Managing your online reputation

Online Reputation - Image Credit: Thinkstock

Nowadays employers rarely hire just skills and are looking for much more of a complete package – skills plus a well-rounded individual that fits well with their team and company. And a person’s social media footprint gives employers (and others) the best insight into your passions, interests, communication styles, work habits, work/life balance and all sorts of other valuable information.

Simply put, it helps an employer get to know you and get comfortable with you before a single word has even been exchanged. So think about it, if you had the choice to consider a cold bland CV or an actual person with common interests, passions and work/life style, wouldn’t the choice be obvious?

When ExecuNet began researching in 2005 how publicly available online information influenced executive hiring, three-quarters of the search firm recruiter respondents revealed they were already Googling candidates to find information beyond the résumé. As a result, more than one-quarter of recruiters had eliminated a candidate because of what they found online.

ExecuNet continued to monitor this trend, developing a series of reports that raised awareness of online reputation management, and the 2010 data casts no doubt that Googling has been adopted as a best practice with 90% regularly conducting this activity. Forty-six percent uncovered digital deal-breakers, such as ethics violations, falsified employment history and convictions, which lead to eliminating candidates from consideration.

The younger generations — digital natives — who largely live online have to make efforts to separate themselves from their less-professional identities when they enter the workforce, but for successfully established executives, they'll have to work to become visible and distinguish themselves. In the most recent research, 80% of executive recruiters said a candidate's job prospects improve when positive information is found online.

With this research in mind, take some time to:

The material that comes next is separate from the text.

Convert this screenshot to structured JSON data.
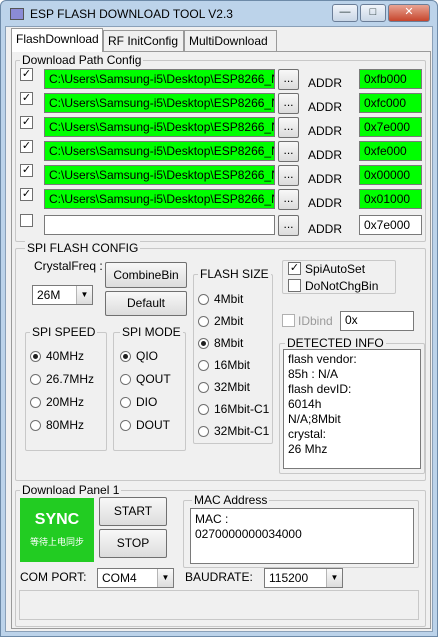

  • Find what's online about you on a regular basis
  • Keep your profiles private, only allow your trusted friends to view them
  • Work to correct/eradicate anything that doesn't reflect your name well.
  • Develop a plan to establish visibility, both on the Internet at-large and niche communities where your peers dwell.